The Appellant claimed that a lack of procedural fairness by the IT had deprived her of her right to a fair hearing due to:
1. The refusal of an adjournment after finding herself without legal representation the day before the hearing commenced; and
2. The tribunal’s failure to make reasonable adjustments in relation to her dyslexia.
The CA found that the overriding criteria for adjournment was that of procedural fairness not fairness in the sense of reasonableness. The CA held that:
“The principle espoused by this court is that in any review or appellate challenge to a first instance decision to refuse an adjournment application advance on whatever grounds, the test to be applied is whether this had the effect of unfairly depriving the litigant of a fair hearing. It is no answer, no objection in principle, to say, particularly in cases of asserted ill health, that this must almost invariably require the court or tribunal to adjourn the hearing. First because of a litigant’s fundamental right to a court, second every court will be jealous to guard against a misuse of process, and third the terms of the test are not absolute.”

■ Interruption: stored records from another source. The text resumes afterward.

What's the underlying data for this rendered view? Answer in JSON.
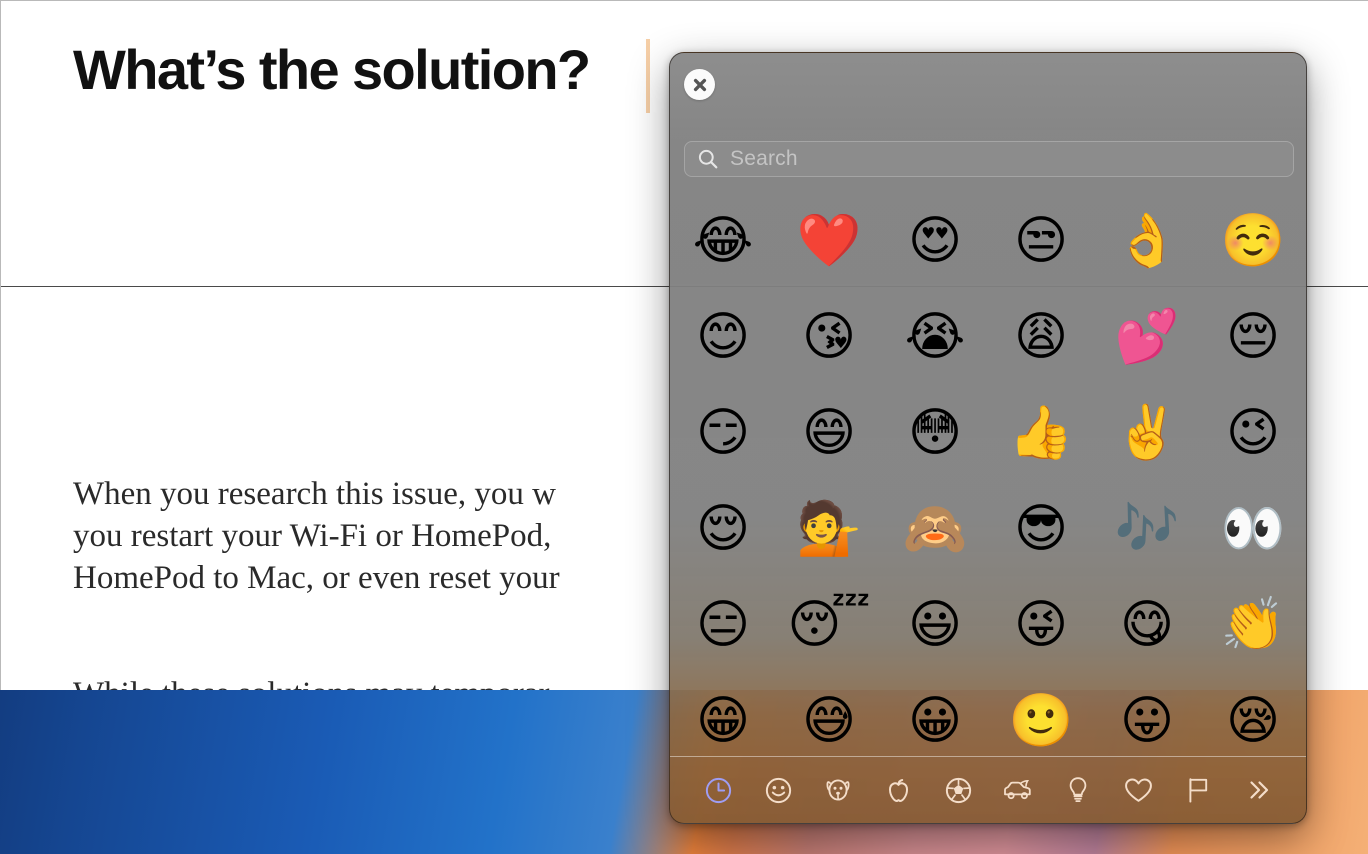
{
  "document": {
    "title": "What’s the solution?",
    "paragraph_1_lines": [
      "When you research this issue, you w",
      "you restart your Wi-Fi or HomePod,",
      "HomePod to Mac, or even reset your"
    ],
    "paragraph_2_lines": [
      "While these solutions may temporar"
    ]
  },
  "emoji_picker": {
    "close_label": "×",
    "close_icon": "close-icon",
    "search": {
      "icon": "search-icon",
      "placeholder": "Search",
      "value": ""
    },
    "grid": {
      "columns": 6,
      "rows": [
        [
          "😂",
          "❤️",
          "😍",
          "😒",
          "👌",
          "☺️"
        ],
        [
          "😊",
          "😘",
          "😭",
          "😩",
          "💕",
          "😔"
        ],
        [
          "😏",
          "😄",
          "😳",
          "👍",
          "✌️",
          "😉"
        ],
        [
          "😌",
          "💁",
          "🙈",
          "😎",
          "🎶",
          "👀"
        ],
        [
          "😑",
          "😴",
          "😃",
          "😜",
          "😋",
          "👏"
        ],
        [
          "😁",
          "😅",
          "😀",
          "🙂",
          "😛",
          "😪"
        ]
      ],
      "row_names": [
        "emoji-row-1",
        "emoji-row-2",
        "emoji-row-3",
        "emoji-row-4",
        "emoji-row-5",
        "emoji-row-6"
      ]
    },
    "categories": [
      {
        "name": "category-recents",
        "icon": "clock-icon",
        "label": "Frequently Used",
        "selected": true
      },
      {
        "name": "category-smileys",
        "icon": "smiley-icon",
        "label": "Smileys & People",
        "selected": false
      },
      {
        "name": "category-animals",
        "icon": "dog-icon",
        "label": "Animals & Nature",
        "selected": false
      },
      {
        "name": "category-food",
        "icon": "apple-icon",
        "label": "Food & Drink",
        "selected": false
      },
      {
        "name": "category-activity",
        "icon": "soccer-icon",
        "label": "Activity",
        "selected": false
      },
      {
        "name": "category-travel",
        "icon": "car-icon",
        "label": "Travel & Places",
        "selected": false
      },
      {
        "name": "category-objects",
        "icon": "lightbulb-icon",
        "label": "Objects",
        "selected": false
      },
      {
        "name": "category-symbols",
        "icon": "heart-icon",
        "label": "Symbols",
        "selected": false
      },
      {
        "name": "category-flags",
        "icon": "flag-icon",
        "label": "Flags",
        "selected": false
      },
      {
        "name": "category-more",
        "icon": "chevron-double-right-icon",
        "label": "»",
        "selected": false
      }
    ]
  },
  "colors": {
    "panel_gray": "#808080",
    "panel_warm": "#8a6038",
    "selected_accent": "#9f9df2",
    "category_icon": "#f4ddc9",
    "caret": "#f6cfa7",
    "document_text": "#2a2a2a",
    "title_text": "#111111"
  }
}
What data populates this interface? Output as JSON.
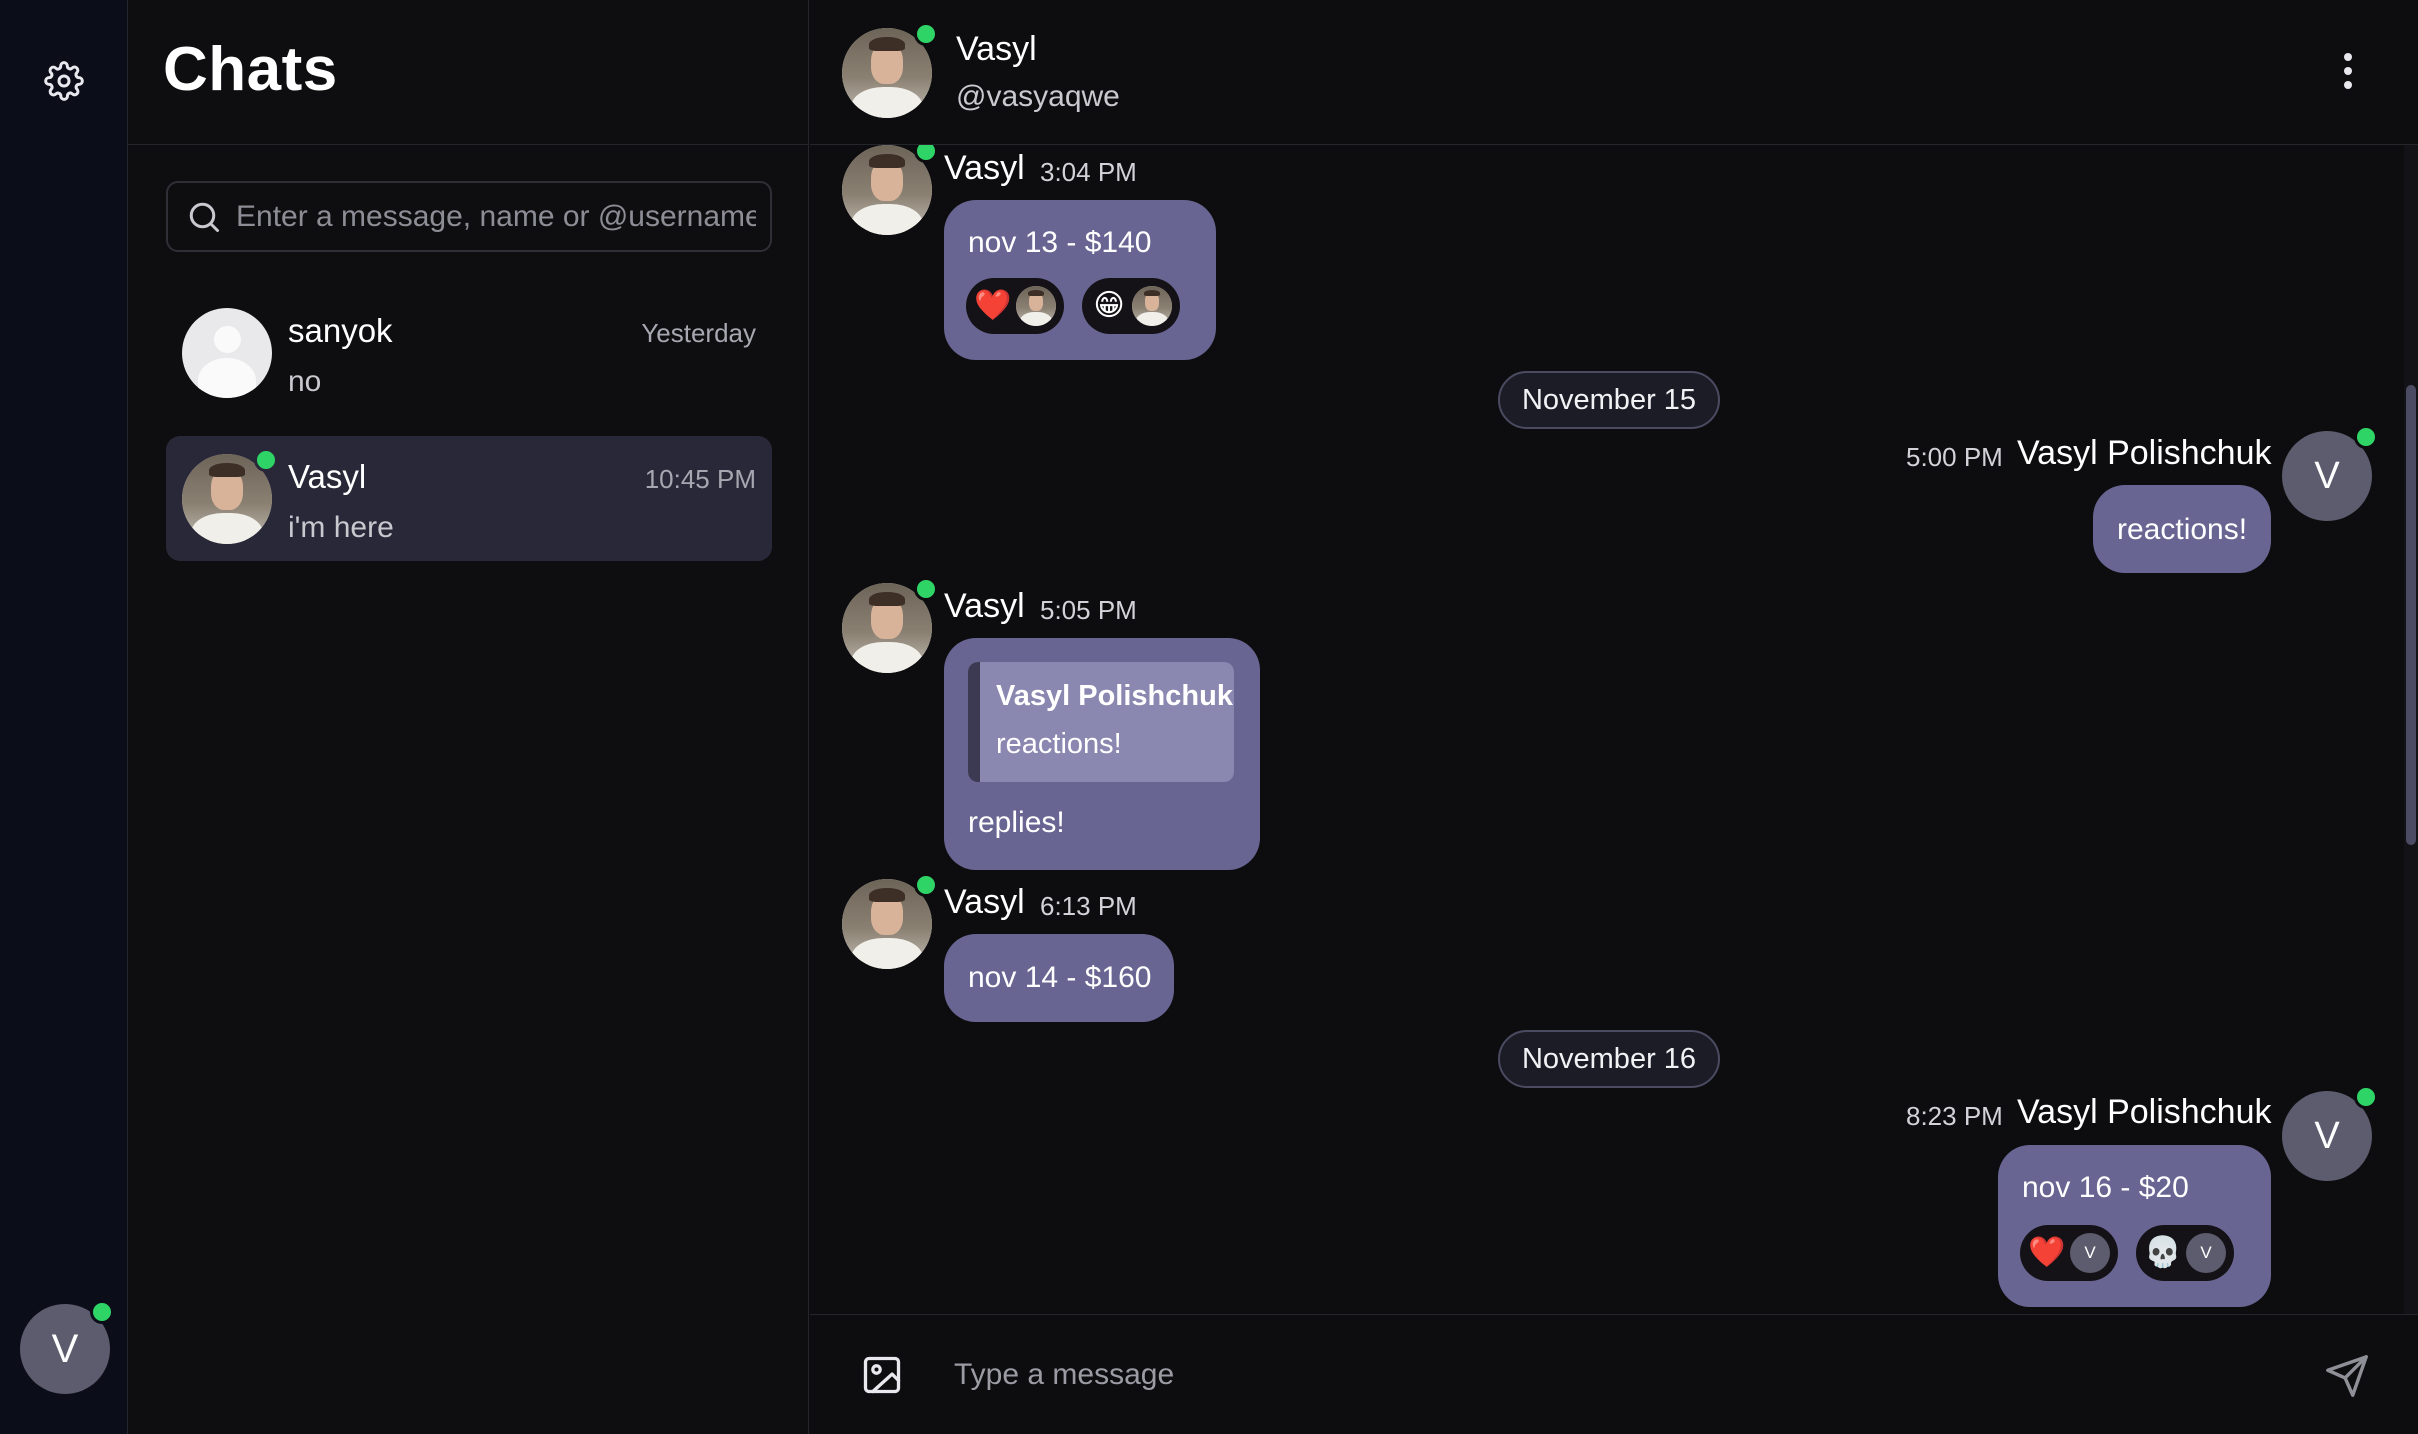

The CA held that the Appellant should have been granted an adjournment because: She was suddenly without legal representation and afflicted with dyslexia; in possession of expert evidence that showed she suffered from depression and anxiety, which had a huge impact on her; did not have the benefit of a ground rules hearing or reasonable adjustments; no facts had been agreed between the parties; and the Appellant was not familiar with that sphere of law, albeit that she was legally qualified.
The CA found that the Tribunal had failed to conduct the necessary ground rules hearing, made no determination of reasonable adjustments prior to, or at any stage in the hearing, didn’t engage with expert evidence, and did not make decisions with an open mind. It also found that any adjustments that were made were perfunctory and inadequate and were not specifically tailored to the Appellant. The IT also conducted cross-examination with no allowance for her disability.
The matter was returned to the tribunal for rehearing.
For the full judgment click here